Loaded Wildecats go for two in a row Last season's unbeaten state 3A champions feel they can win another title

September 04, 1998|By Rick Belz | Rick Belz,SUN STAFF

A 13-0 season ending with a state football championship changes some things. It has for Wilde Lake's two returning All-Metro defensive players, team captains Luke Vanderwagen and Danny Bayron.

"This time last year, no one expected us to win states. Now everyone expects us to defend our title. There's more pressure," said Bayron, a 200-pound defensive back and running back. "Defending a title is harder."

Vanderwagen, a 215-pound linebacker said: "A day doesn't go by that someone asks if we'll wins states."

The added pressure shouldn't prevent Wilde Lake from winning its sixth state title.

"I'm feeling like we're looking at another state title," Bayron said. "We've rebuilt pretty well. We have a lot of size and talent. Our defense is one big swarm -- as good as last year."

Wilde Lake allowed only 49 points all last season, and its goal this season is perfection.

"We don't want to give up any points," Bayron said. "We have these lofty goals, but realistically, we know you have to take it one game at a time."

Vanderwagen said: "Last season, we played like every game was our last one. And we have to play like that again this season to accomplish our goals."

Last season's state title hasn't jaded Bayron and Vanderwagen. It has whetted their appetites.

"A lot of people said last year's title was luck," Vanderwagen said. "We want to show them it wasn't. It won't get old to win again. I want it much more this year, because it's my senior year, and you always want to go out with a bang. We look at this season a lot differently, because we know what it takes now."

The Wildecats are trying not to sound too cocky, but they have all the ingredients of a juggernaut. They are deep. They are big. They are fast.

And yes, they are even lucky like they were during the state playoffs last season, when they won three games despite scoring only 19 points; they allowed six.

Lucky, as in picking up 6-foot-5, 295-pound transfer Emmanual Glover from Lake Clifton in Baltimore to fill out an offensive line that averages 260 pounds.

Lucky, as in having running back Jimmy Levins, a speedster who transferred from Buffalo, N.Y., last year. He's a potential 1,000-yard rusher.

"We really have three potential 1,000-yard rushers this season," said Bayron, who was always a guard until last season. "Kye Snell could do it, too."

Wilde Lake did suffer heavy losses to graduation, but they used three summer one-hand-touch, seven-on-seven tournaments to get to know one another.

"We were able to bond during the summer," Vanderwagen said. They even defeated state title opponent Thomas Johnson again by the identical 7-0 state championship game score.

Wilde Lake won the state title on a trick play -- a hitch-and-pitch. "I still remember bringing in that play from the sidelines," Vanderwagen said.

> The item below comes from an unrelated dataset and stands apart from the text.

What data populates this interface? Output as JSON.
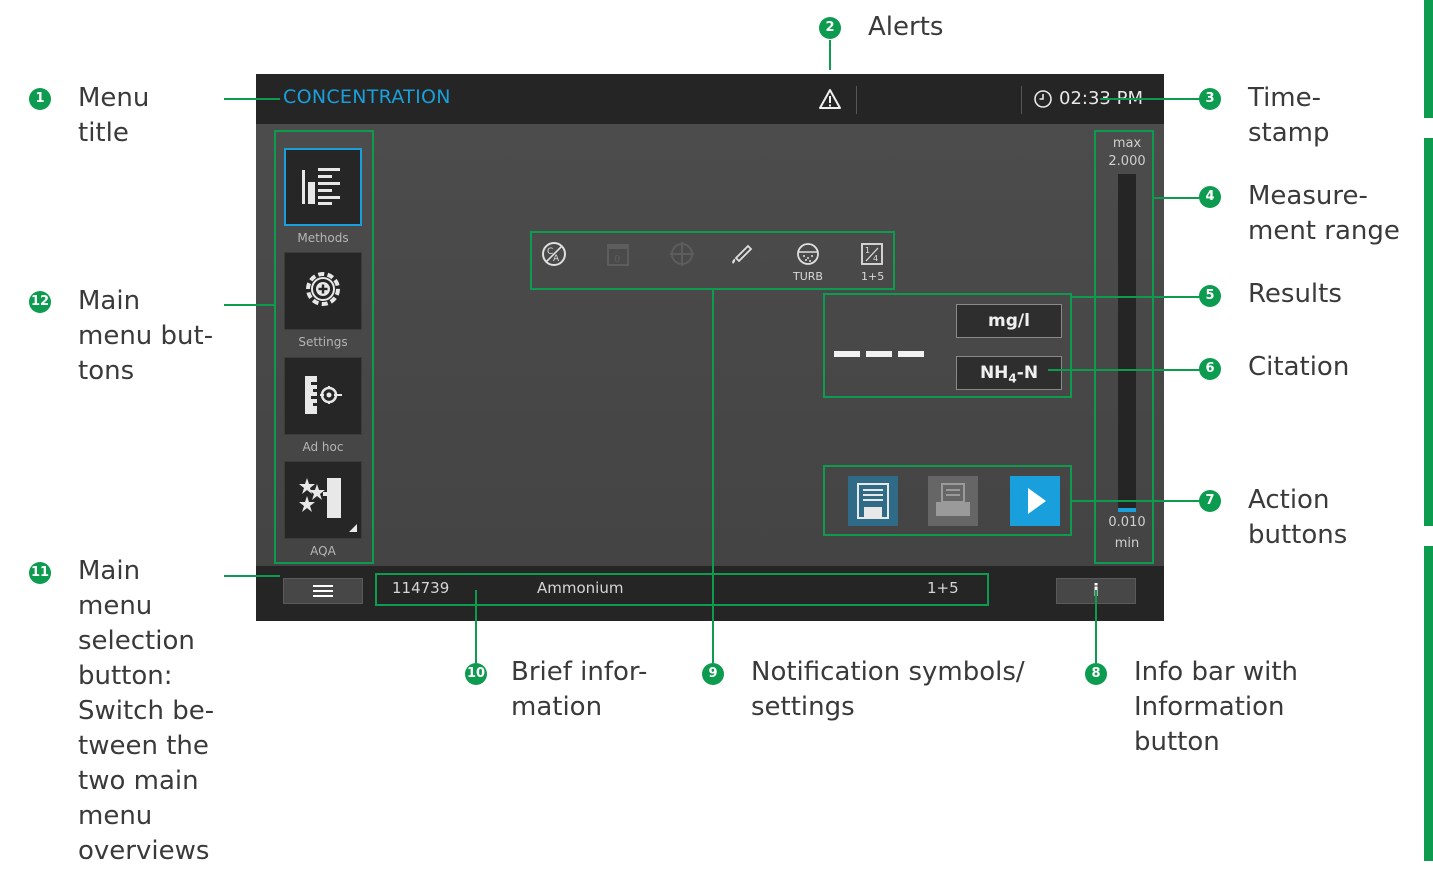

Bayron said: "It's one of the hardest plays to complete. We only succeeded at it 35 percent of the time in practice. It takes great timing. Hopefully, we won't have to use that play again."

They'd both like to play Thomas Johnson in the playoffs again, however, to prove last season was no fluke.

So far, they've beaten Calvert Hall, Parkdale and Patterson in scrimmages. Bayron and Vanderwagen see Long Reach, Oakland Mills and Howard as Wilde Lake's toughest county opponents.

Oakland Mills and Howard have 1,000-yard running backs in Vinnie Rubbo and Gerald Smith, respectively. And Long Reach's Devin Conwell rushed for 826 yards.

"I'm shooting for 2,000 yards this season," said Smith, who LTC pulled a hamstring in the first quarter against Wilde Lake last season.

Smith is the one player Bayron and Vanderwagen fear the most. "Smitty is shifty," said Bayron.

But Wilde Lake expects to be ready for all of them.

The Wildecats have T-shirts that say on the fronts: "Grim Reapers." And on the backs: "Stay home if you don't want to get hit."

Pub Date: 9/04/98

Baltimore Sun Articles
Please note the green-lined linked article text has been applied commercially without any involvement from our newsroom editors, reporters or any other editorial staff.